Jeffrey Jones hit the marketing world’s equivalent of the lottery by landing the top marketing job at Target, a company with a well deserved reputation for clever campaigns and innovative brand activation strategies that will spend an estimated $1.4 billion on advertising this year. What more could a marketer ask for?
Jones arrives at Target after following a comprehensive search that began last October when former CMO Michael Francis left to become president of JCPenney. Jones, 44, most recently served as partner and president of McKinney, an advertising agency based in Durham, N.C. Prior to that he was held several leadership positions at Gap Inc. including serving as CMO where he was responsible for leading marketing strategy, retail store design, store experience and all consumer communication. He also managed Gap Inc.’s gift card subsidiary, Direct Consumer Services LLC serving as president of the division. In addition, Jones previously held leadership positions at marchFIRST Inc., Coca-Cola Company, Leo Burnett Worldwide, and served as president and CEO of LB Works, a Chicago-based advertising agency associated with Leo Burnett.
“Target is a brand I've studied and admired as a marketer for more than a decade, and one my family shops almost daily. I am ecstatic to lead the marketing team and help shape the future of one of the world's most loved and iconic brands,” Jones said. “There has never been a more dynamic time in retailing and the possibilities for where the guest experience, technology and Target's positioning converge are boundless.”
Truer words have never been spoken, especially the part about this being a dynamic time of boundless possibilities. In Target’s case it is also a time when major shifts in the product mix will require the company to rethink some of its marketing approaches.

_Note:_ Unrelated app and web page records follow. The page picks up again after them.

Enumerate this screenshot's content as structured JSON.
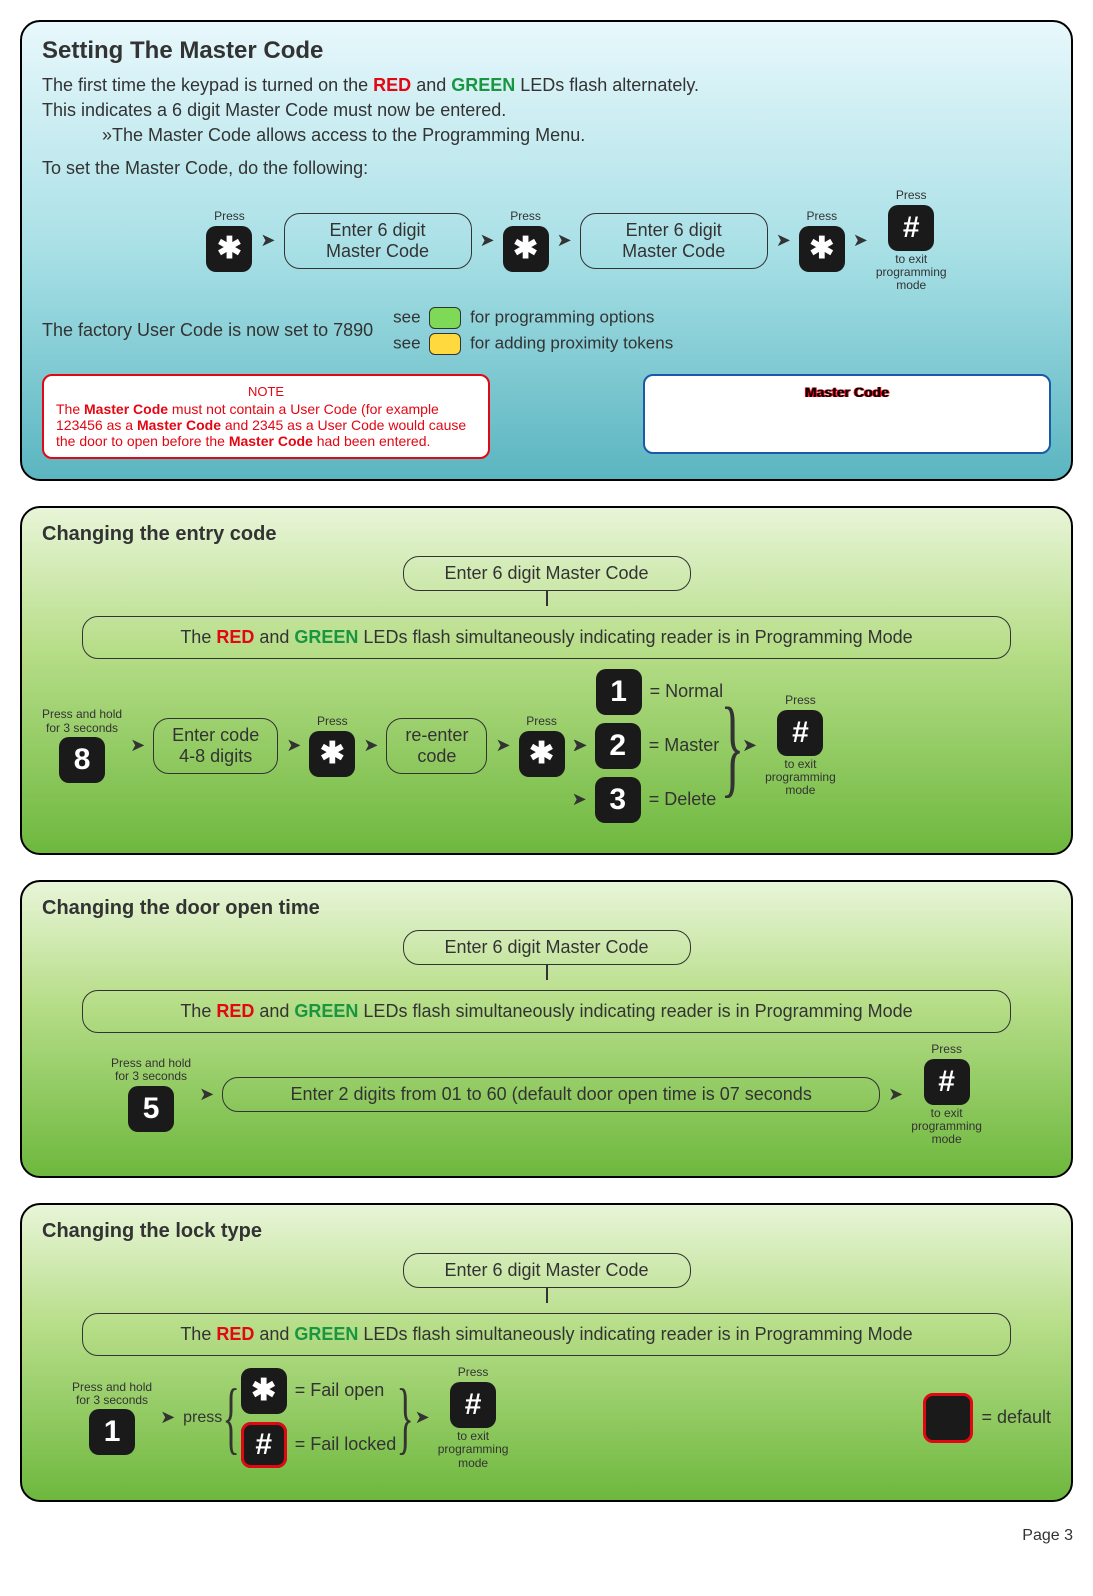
{
  "page_number": "Page 3",
  "section1": {
    "title": "Setting The Master Code",
    "intro1_a": "The first time the keypad is turned on the ",
    "intro1_red": "RED",
    "intro1_b": " and ",
    "intro1_green": "GREEN",
    "intro1_c": " LEDs flash alternately.",
    "intro2": "This indicates a 6 digit Master Code must now be entered.",
    "intro3": "»The Master Code allows access to the Programming Menu.",
    "intro4": "To set the Master Code, do the following:",
    "press": "Press",
    "enter6": "Enter 6 digit\nMaster Code",
    "hash_exit": "to exit\nprogramming\nmode",
    "factory": "The factory User Code is now set to 7890",
    "see1": "for programming options",
    "see2": "for adding proximity tokens",
    "see": "see",
    "note_title": "NOTE",
    "note_body_a": "The ",
    "note_body_b": "Master Code",
    "note_body_c": " must not contain a User Code (for example 123456 as a ",
    "note_body_d": "Master Code",
    "note_body_e": " and 2345 as a User Code would cause the door to open before the ",
    "note_body_f": "Master Code",
    "note_body_g": " had been entered.",
    "master_box_title": "Master Code"
  },
  "banner_a": "The ",
  "banner_red": "RED",
  "banner_b": " and ",
  "banner_green": "GREEN",
  "banner_c": " LEDs flash simultaneously indicating reader is in Programming Mode",
  "enter_master_pill": "Enter 6 digit Master Code",
  "hold3": "Press and hold\nfor 3 seconds",
  "exit_text": "to exit\nprogramming\nmode",
  "press": "Press",
  "section2": {
    "title": "Changing the entry code",
    "enter_code": "Enter code\n4-8 digits",
    "reenter": "re-enter\ncode",
    "opt1": "= Normal",
    "opt2": "= Master",
    "opt3": "= Delete",
    "key8": "8",
    "key1": "1",
    "key2": "2",
    "key3": "3"
  },
  "section3": {
    "title": "Changing the door open time",
    "enter_digits": "Enter 2 digits from 01 to 60 (default door open time is 07 seconds",
    "key5": "5"
  },
  "section4": {
    "title": "Changing the lock type",
    "key1": "1",
    "press_word": "press",
    "fail_open": "= Fail open",
    "fail_locked": "= Fail locked",
    "default": "= default"
  },
  "keys": {
    "star": "✱",
    "hash": "#"
  }
}
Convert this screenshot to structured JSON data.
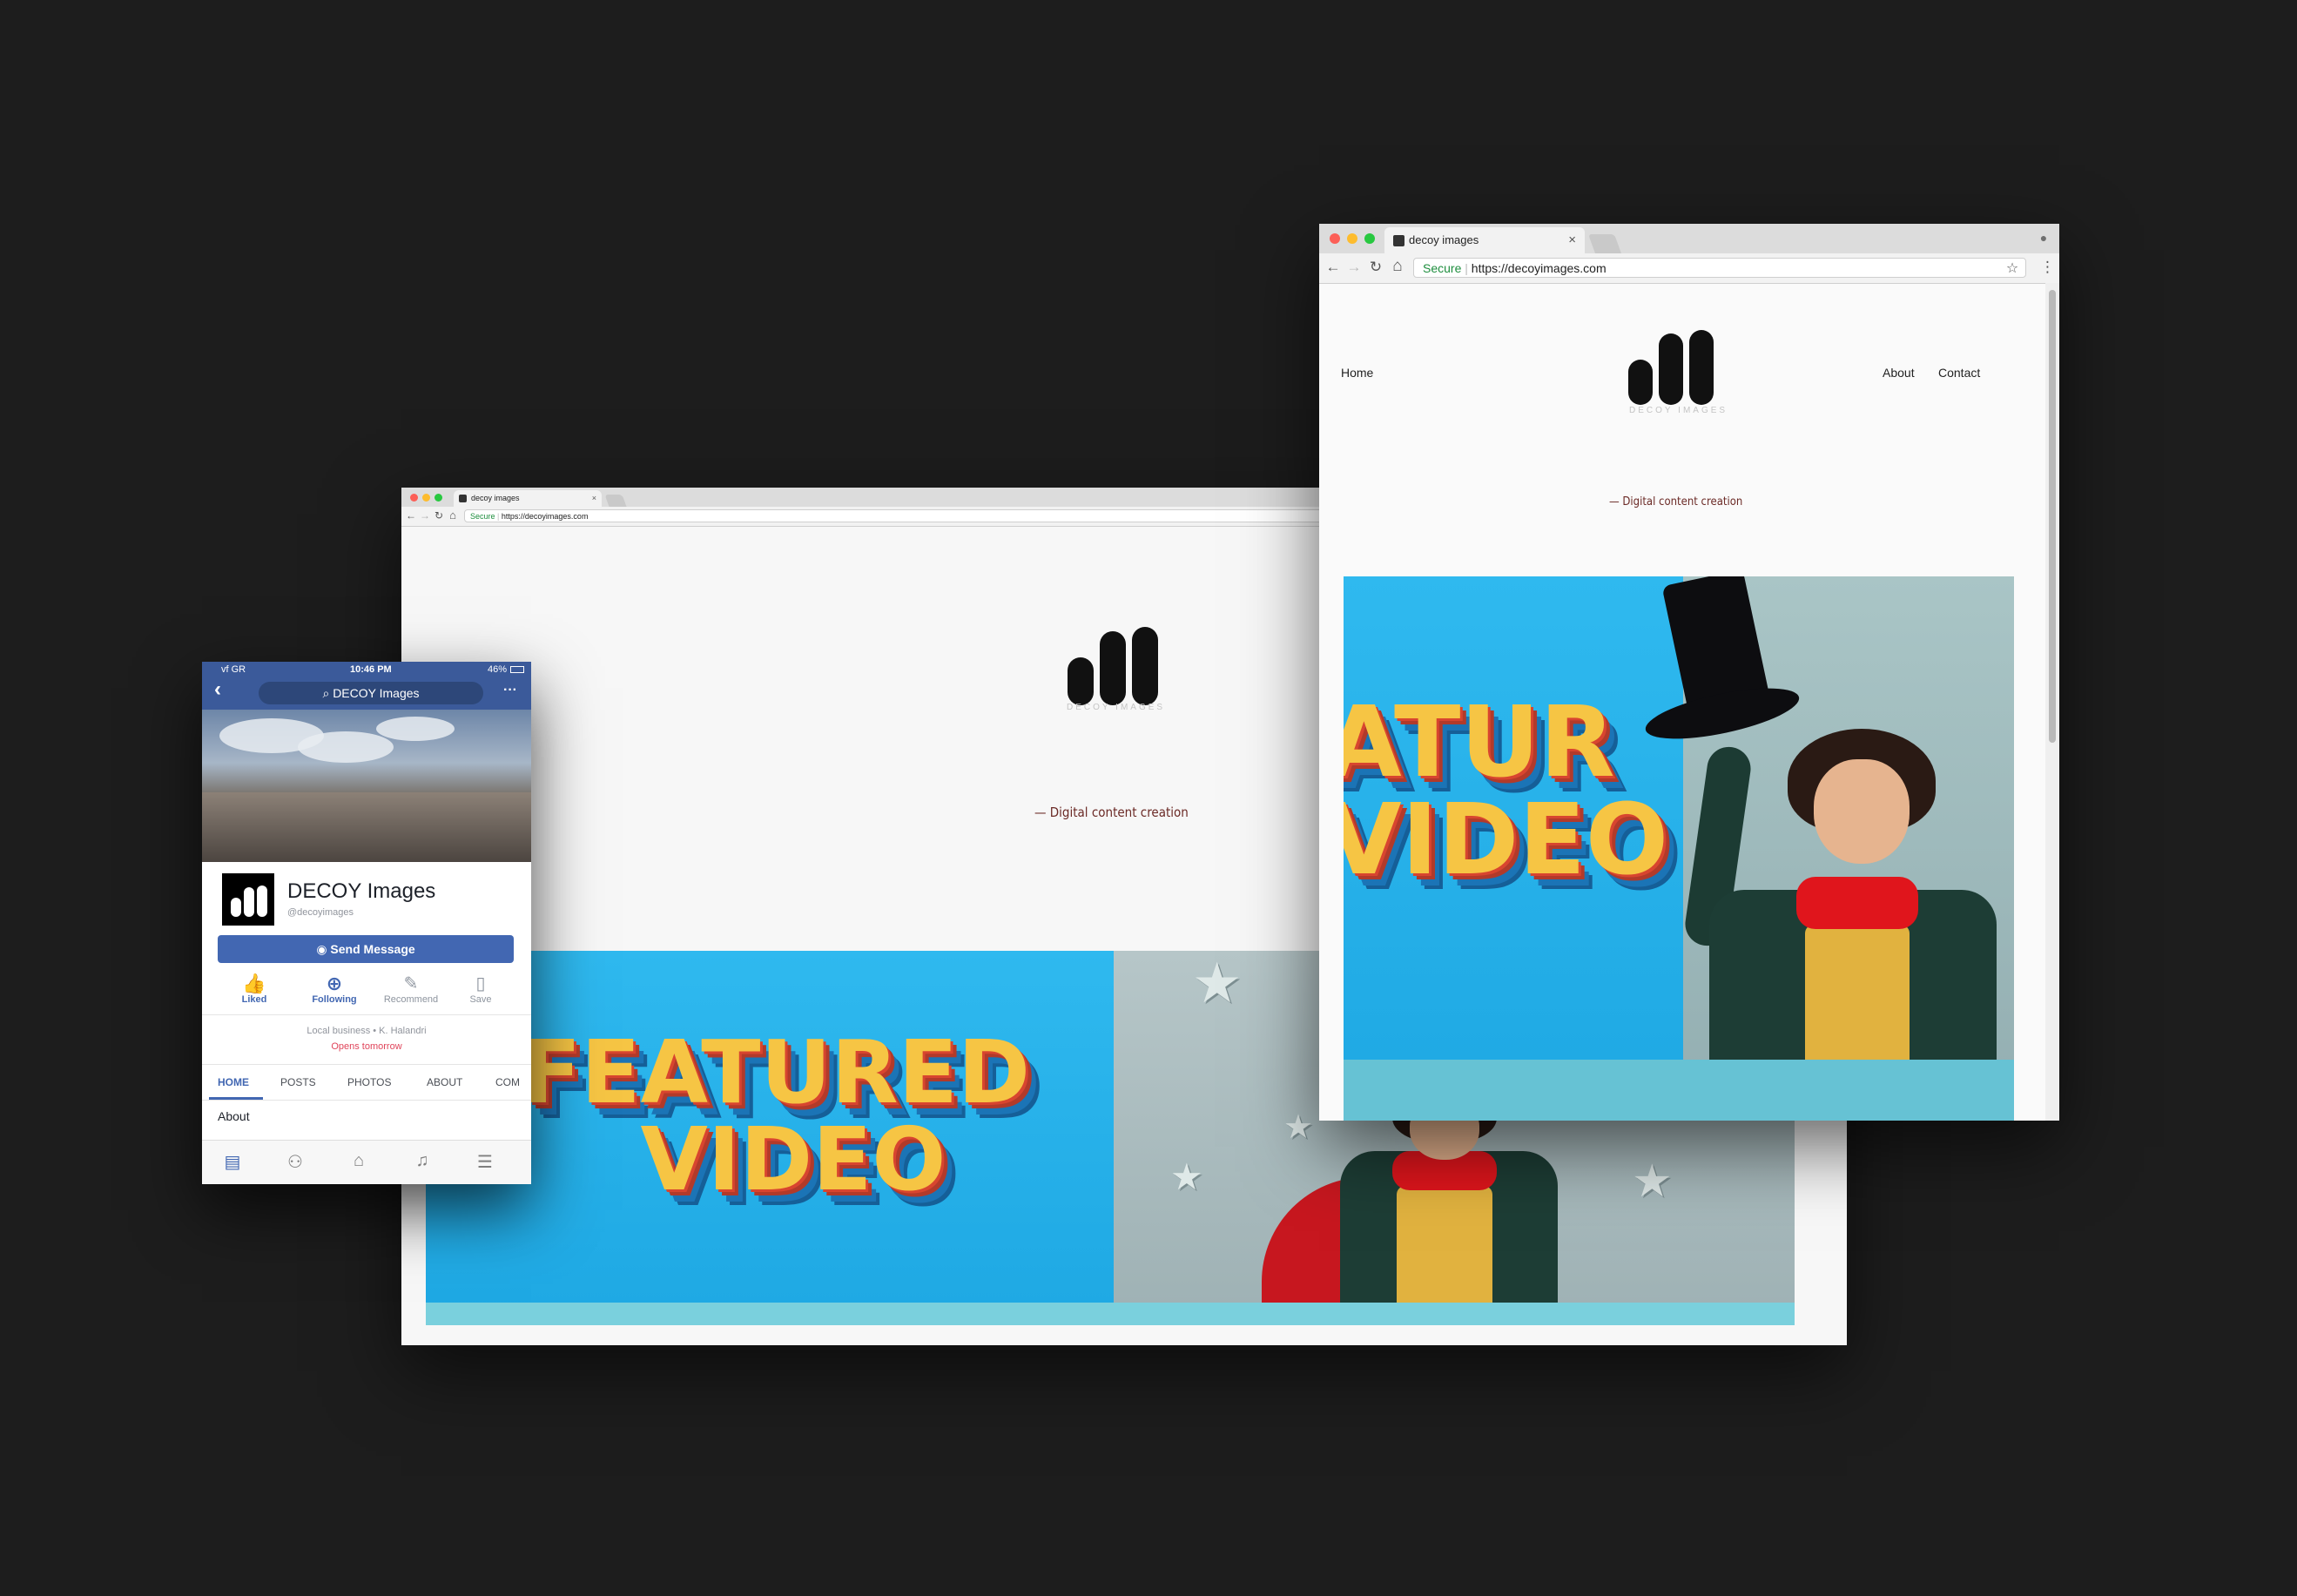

For example, such categories as household essentials, food and pet supplies, last year accounted for 44%, or roughly $30.7 billion, of Target’s total sales of $69.9 billion and that percentage is headed higher in the coming years. Two years ago, about the time the PFresh store transformation initiative was really beginning to gain traction, food and consumables accounted for 39%, or roughly $24.7 billion, of Target’s annual sales of $63.4 billion.
That is a $6 billion swing, and as Target be